Increasingly popular with solo and non-religious travellers, pilgrim routes offer a chance to find inner peace and reconnect with the natural world. Joan Scales recommends some of her favourite Irish walks and ways
The most famous camino or pilgrimage is that to the Cathedral of St James in Santiago in northern Spain, also known as the Way of St James. There is no doubt this pilgrimage owes much of its fame to the media – through Martin Sheen’s 2010 film The Way, the BBC’s celebrity challenge, Camino: The Road to Santiago and the best-selling German book Ich bin dann mal weg (I’m off then). Audiences have not only discovered the different ways to get to Santiago – among them the French route, the Spanish route, the Portuguese route – but they have also discovered its charms.
Formerly, the concept of “going on pilgrimage” evoked many ideas, from fulfilling a religious obligation to undertaking a journey to serve a personal purpose. Whether the hope is for healing, miracles, peace, or even weight loss, people choose to walk the gruelling 500 miles of the Camino, with the bare minimum of possessions. Irish pilgrims can begin their journey at the church of St James on St James’s Street, Dublin, where they can receive an official passport and the first stamp on their trip. A pilgrim passport is part of the Camino experience but not strictly necessary – the stamps (there is space for up to 54) are a great memento of the trip. Formerly pilgrims in the 13th-century displayed a scallop shell to prove their pilgrimage.
However, there’s no need to leave Ireland to participate in a pilgrimage or reap the benefits of an extended walk. New walks are appearing and old ones becoming significant again. The national trails register is maintained by Sportireland.ie and it lists all the active trails around the country; www.sportireland.ie. This year, THE BLUEWAYS were freshly labelled by Fáilte Ireland, a network of stunning routes that run alongside rivers, canals and lakes. These trails can be hiked or biked. There are Blueways along the Shannon Erne Waterway and Lough Derg and the Boyne, with plans for more around the country; www.bluewaysireland.org.
The route of the inaugural eight-day DONEGAL CAMINO, initiated by Peggie Stringer, in 2021 was from the northerly Malin Head to the stunning Slieve League Cliffs in the south of the county.
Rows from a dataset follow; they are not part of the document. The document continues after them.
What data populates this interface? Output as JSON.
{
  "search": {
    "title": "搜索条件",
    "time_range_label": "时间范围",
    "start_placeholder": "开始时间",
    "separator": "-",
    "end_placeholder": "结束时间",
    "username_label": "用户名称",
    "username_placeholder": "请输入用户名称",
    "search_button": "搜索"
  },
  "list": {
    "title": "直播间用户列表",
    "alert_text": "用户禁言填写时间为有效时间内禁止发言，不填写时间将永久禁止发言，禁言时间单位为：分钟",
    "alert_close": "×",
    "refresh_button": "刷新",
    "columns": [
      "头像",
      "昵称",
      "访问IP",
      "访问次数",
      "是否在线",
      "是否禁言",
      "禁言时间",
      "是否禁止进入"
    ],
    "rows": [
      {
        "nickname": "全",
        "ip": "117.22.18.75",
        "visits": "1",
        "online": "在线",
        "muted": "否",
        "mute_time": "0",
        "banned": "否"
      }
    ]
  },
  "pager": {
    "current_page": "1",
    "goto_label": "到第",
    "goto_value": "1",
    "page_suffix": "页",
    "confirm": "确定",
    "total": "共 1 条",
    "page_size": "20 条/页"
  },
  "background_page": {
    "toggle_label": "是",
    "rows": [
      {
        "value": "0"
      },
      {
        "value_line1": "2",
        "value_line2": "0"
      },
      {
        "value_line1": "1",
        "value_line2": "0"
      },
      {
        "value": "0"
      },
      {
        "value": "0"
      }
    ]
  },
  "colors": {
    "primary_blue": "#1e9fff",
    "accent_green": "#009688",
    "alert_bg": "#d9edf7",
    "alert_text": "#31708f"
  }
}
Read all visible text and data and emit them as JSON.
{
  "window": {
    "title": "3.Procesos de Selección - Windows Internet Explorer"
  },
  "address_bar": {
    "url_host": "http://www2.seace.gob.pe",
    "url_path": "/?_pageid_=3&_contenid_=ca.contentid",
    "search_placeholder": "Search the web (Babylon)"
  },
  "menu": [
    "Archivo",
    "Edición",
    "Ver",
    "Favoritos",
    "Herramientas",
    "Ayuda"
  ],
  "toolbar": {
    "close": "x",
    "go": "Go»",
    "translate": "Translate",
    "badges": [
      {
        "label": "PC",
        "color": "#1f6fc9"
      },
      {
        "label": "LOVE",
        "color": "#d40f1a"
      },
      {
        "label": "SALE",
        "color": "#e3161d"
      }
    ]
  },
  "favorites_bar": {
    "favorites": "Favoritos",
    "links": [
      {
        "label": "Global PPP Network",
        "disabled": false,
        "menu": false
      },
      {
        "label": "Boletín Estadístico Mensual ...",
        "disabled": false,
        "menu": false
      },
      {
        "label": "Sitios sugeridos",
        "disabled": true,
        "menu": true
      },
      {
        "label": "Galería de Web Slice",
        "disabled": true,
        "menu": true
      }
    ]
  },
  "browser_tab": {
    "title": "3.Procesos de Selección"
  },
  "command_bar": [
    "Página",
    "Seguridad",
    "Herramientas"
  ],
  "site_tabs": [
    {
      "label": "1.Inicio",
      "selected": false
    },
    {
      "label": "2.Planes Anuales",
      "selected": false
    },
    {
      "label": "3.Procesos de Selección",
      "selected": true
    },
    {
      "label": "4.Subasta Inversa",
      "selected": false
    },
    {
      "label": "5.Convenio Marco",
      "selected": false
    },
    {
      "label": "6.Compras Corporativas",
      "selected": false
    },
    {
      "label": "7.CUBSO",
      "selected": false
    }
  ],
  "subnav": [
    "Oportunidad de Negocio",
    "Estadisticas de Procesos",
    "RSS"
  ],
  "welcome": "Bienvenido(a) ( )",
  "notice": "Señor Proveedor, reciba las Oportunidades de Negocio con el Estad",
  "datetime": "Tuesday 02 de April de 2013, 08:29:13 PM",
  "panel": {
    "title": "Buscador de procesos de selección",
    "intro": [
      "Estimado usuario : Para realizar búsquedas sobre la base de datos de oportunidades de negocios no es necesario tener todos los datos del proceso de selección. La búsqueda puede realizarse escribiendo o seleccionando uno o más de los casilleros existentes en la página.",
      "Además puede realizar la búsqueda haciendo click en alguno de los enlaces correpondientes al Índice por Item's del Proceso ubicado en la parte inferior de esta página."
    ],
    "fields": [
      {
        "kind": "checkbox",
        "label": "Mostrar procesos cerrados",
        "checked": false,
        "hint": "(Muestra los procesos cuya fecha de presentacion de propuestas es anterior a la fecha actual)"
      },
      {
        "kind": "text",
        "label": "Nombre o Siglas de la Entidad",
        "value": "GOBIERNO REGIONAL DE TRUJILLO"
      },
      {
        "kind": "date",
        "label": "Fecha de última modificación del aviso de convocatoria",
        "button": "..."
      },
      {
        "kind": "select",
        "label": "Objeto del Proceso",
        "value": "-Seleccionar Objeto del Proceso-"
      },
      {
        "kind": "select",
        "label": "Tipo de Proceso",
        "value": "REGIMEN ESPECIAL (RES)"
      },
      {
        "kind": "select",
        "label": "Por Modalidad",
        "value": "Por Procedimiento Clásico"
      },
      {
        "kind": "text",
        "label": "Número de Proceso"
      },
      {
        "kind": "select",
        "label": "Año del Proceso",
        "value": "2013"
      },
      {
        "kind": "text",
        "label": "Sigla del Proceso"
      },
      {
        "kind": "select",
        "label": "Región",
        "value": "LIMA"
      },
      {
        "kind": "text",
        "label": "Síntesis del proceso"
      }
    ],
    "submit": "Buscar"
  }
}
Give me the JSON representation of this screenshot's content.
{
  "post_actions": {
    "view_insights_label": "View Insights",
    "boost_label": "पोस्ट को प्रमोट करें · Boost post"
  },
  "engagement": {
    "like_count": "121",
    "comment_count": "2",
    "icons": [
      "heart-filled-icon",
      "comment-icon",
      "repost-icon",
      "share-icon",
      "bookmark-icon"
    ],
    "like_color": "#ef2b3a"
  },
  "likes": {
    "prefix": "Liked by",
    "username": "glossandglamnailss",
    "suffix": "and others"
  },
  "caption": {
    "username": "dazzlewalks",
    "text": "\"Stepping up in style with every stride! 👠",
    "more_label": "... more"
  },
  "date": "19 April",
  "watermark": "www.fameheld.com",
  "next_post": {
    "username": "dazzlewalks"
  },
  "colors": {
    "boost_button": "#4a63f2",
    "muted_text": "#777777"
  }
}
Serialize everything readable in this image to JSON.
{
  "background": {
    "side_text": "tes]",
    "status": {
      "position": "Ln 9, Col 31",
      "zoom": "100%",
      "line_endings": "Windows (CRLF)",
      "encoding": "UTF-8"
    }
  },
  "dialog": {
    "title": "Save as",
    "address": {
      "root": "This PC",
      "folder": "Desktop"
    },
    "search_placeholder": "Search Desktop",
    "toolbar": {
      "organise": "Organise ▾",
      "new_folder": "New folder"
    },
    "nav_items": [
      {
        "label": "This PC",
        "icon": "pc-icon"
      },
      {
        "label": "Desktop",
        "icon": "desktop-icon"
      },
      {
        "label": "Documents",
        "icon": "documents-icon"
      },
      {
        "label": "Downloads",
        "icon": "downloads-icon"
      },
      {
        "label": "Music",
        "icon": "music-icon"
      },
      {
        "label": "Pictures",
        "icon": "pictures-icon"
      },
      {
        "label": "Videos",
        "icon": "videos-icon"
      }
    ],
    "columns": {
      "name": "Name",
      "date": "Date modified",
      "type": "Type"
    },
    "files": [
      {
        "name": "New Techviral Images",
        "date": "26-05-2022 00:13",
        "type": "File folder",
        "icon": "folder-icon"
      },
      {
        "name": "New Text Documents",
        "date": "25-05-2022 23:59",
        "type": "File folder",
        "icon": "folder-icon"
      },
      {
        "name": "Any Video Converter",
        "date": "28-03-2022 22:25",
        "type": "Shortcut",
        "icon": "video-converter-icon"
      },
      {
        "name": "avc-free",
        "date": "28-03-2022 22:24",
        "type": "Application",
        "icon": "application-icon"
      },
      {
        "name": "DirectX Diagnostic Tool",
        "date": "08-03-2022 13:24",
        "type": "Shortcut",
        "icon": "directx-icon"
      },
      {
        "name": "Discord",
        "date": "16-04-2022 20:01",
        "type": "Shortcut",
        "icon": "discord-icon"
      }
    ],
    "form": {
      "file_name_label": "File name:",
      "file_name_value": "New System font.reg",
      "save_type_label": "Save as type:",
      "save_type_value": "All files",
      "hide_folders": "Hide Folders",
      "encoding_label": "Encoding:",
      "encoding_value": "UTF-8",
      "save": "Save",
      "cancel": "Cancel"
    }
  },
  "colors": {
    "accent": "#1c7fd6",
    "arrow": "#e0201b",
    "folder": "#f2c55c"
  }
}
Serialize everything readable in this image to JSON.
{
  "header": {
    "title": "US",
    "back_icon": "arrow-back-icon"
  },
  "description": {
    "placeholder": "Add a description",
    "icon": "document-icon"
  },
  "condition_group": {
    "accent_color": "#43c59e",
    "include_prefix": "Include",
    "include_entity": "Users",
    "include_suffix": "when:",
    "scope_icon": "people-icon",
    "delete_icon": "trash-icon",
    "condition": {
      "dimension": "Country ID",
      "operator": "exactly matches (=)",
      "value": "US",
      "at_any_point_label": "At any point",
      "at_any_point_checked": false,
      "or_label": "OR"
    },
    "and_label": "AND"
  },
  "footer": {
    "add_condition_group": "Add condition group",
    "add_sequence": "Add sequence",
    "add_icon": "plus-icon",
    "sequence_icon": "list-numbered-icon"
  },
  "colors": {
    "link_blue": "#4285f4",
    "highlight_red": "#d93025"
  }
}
Participants, including Daniel O’Donnell and Mickey Harte, raised over €26,000 for Cancer Care West services. This year’s camino returns from September 4-10 and is being organised with help from Deirdre McGlone and Noel Cunningham. Of her experience last year, McGlone says it’s the wonderful stories she remembers from people she met along the way that has remained with her. “Everyone brought something to the Camino and went away with more.” www.donegalcamino.ie.
The 115km ST DECLAN’S WAY was officially opened last September. The path, from Ardmore to Cashel, passes through Aglish, Lismore, Cappoquin, Ardfinnan and Cahir and replicates the route Declan took to meet Saint Patrick in the fifth century. Mount Melleray Abbey in Cappoquin is on the route, where the Trappist monks welcome guests for contemplative stays; www.stdeclansway.ie.
On the WATERFORD CAMINO, which might include a mountain trail one day or an old coastal path the next, the experience is not about covering vast distances but taking time to soak in the beauty of the scenery. Participants can opt for a three-, five- or seven-day tour to explore the way with accommodation and meals along the journey; www.waterfordcamino.com.
Of course, the last Sunday in July is traditionally Reek Sunday when thousands climb the 764m peak of CROAGH PATRICK, Co Mayo. However, you can do it on any fine day. It’s a steep climb but worth it for the feeling of success when you reach the top. This pilgrim route became even more well-known this year when Irish broadcaster Charlie Bird and thousands of supporters climbed the Reek to raise funds for the Irish Motor Neurone Disease Association and Pieta House.
THE SAINTS ROAD and CARRAUNTOOHIL is seen as a rite of passage for Kerry people. I did the 18km walk from Ventry to the foot of Mount Brandon some years ago as an honorary Kerrywoman – my late partner’s family was from the Black Valley. We crossed Hag’s Glen and went up the steep Devil’s Ladder. It was tough and by the time we reached the top, bitterly cold. There was just time for a few photographs before we came back down by the ZigZag route. Though that was hard on the legs, the real reward was a sense of inner strength.
One memorable walk I did with Awesome Daytrips (www.meetup.com/AwesomeDaytrips) was the so-called Stairway to Heaven, the LEGNABROCKY TRAIL in Co Fermanagh. The Sheridan family own the land – the biggest unspoiled blanket bog in Europe and an Area of Special Scientific Interest (ASSI) and a Special Area of Conservation (SAC). The Sheridans have made a boardwalk across the bog and a stairway to the top of Cuilcagh Mountain at 665m. It’s an 11km round trip to the summit and back and takes around three hours. The views from here are breathtaking. The Staircase is an amazing way to share the landscape and yet preserve it.